The majority of Toronto residents — and those in Scarborough — prefer a light-rail transit over a subway in the east end, according to a recent poll.
An independent survey conducted by Leger found that 61 per cent of voters preferred a seven-stop LRT line over a three-stop subway extension that would lead to a $1-billion tax increase over 30 years. Thirty-nine per cent of those polled preferred a subway.
That’s a big change from 2011, when Leger found that 52 per cent of voters supported a subway. However, the 2014 question included the estimated cost and focused on Scarborough specifically.
The Leger survey found that voters in Scarborough prefer an LRT over a subway for their own part of the city by 56 per cent to 44 per cent.
Last week, council approved a 2.23-per-cent property-tax hike for 2014. The hike will cost the average homeowner an extra $56 a year and includes a 0.5-per-cent levy for the Scarborough subway extension.
Mayoral hopeful David Soknacki said if he is elected in October, he’ll reverse the decision to build a Scarborough subway and go back to light-rail transit (LRT).
The strongest support for the LRT option is found in the former City of Toronto at 75 per cent, followed by York (68 per cent) and East York (67 per cent).
The strongest support for building a subway extension in Scarborough comes from voters in North York, who are split 50-50 on which transit option is best for Scarborough.

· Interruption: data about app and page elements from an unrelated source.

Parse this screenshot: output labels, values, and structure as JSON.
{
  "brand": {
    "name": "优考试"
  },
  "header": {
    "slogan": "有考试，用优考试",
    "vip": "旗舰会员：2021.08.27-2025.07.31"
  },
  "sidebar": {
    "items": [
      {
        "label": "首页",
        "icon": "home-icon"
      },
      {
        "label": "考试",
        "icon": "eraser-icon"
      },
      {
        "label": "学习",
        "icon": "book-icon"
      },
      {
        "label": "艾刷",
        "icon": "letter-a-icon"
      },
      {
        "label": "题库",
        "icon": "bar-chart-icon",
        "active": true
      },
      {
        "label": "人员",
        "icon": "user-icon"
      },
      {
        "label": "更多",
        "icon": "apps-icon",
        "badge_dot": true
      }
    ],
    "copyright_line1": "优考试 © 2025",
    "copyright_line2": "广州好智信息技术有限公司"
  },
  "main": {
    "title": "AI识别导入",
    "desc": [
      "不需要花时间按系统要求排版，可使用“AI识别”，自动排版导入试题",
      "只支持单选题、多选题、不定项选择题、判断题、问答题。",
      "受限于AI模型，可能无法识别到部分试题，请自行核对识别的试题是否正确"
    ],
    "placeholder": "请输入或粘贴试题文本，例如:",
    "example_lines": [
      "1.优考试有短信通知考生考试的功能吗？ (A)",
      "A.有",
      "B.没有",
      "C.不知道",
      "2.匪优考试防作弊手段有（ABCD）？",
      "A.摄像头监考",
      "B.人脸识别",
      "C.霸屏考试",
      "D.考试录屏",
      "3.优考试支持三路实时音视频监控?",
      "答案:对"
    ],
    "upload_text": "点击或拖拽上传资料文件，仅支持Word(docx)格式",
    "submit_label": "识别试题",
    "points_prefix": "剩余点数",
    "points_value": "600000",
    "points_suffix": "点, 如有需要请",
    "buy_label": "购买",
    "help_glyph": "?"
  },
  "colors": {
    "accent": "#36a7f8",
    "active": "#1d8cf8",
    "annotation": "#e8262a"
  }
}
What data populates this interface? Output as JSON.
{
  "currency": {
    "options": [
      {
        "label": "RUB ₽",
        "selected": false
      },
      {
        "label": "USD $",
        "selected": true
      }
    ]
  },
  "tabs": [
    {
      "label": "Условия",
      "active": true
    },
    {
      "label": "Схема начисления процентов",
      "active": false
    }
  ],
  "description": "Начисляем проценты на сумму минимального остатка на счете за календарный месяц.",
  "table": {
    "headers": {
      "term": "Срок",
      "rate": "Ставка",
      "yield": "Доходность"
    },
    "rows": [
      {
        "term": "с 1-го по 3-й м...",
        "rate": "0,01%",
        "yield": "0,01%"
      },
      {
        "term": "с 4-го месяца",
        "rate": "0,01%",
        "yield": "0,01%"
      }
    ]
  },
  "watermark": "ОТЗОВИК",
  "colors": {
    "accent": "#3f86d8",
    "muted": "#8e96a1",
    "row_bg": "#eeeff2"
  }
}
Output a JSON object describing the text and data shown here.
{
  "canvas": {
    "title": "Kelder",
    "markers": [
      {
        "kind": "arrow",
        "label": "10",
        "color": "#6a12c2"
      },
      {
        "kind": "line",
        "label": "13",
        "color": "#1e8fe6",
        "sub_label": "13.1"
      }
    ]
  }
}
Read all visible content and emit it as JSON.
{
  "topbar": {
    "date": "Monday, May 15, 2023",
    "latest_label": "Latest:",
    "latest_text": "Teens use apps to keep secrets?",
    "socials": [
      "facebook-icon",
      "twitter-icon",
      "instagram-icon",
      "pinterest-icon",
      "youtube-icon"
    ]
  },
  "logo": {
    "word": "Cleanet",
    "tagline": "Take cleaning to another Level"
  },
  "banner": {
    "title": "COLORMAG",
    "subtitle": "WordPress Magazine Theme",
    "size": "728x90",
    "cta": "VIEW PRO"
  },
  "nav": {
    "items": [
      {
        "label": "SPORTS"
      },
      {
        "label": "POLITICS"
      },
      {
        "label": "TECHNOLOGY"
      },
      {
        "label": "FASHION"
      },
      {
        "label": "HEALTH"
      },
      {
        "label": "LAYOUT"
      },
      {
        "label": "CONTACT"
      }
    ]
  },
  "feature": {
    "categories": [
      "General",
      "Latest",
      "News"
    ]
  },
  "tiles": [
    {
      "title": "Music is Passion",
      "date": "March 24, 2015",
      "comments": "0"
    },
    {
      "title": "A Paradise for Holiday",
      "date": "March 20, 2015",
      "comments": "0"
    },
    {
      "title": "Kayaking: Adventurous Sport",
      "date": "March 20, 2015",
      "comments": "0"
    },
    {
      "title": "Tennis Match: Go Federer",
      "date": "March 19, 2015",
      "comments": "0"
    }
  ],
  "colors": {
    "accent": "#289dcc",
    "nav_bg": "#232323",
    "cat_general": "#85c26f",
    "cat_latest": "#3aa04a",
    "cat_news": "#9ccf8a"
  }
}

Leger surveyed 523 Toronto adults over the age of 18 and eligible to vote between Jan. 31 and Feb. 1 using its online panel, LegerWeb. The data have been weighted according to Statistics Canada population data for age and gender.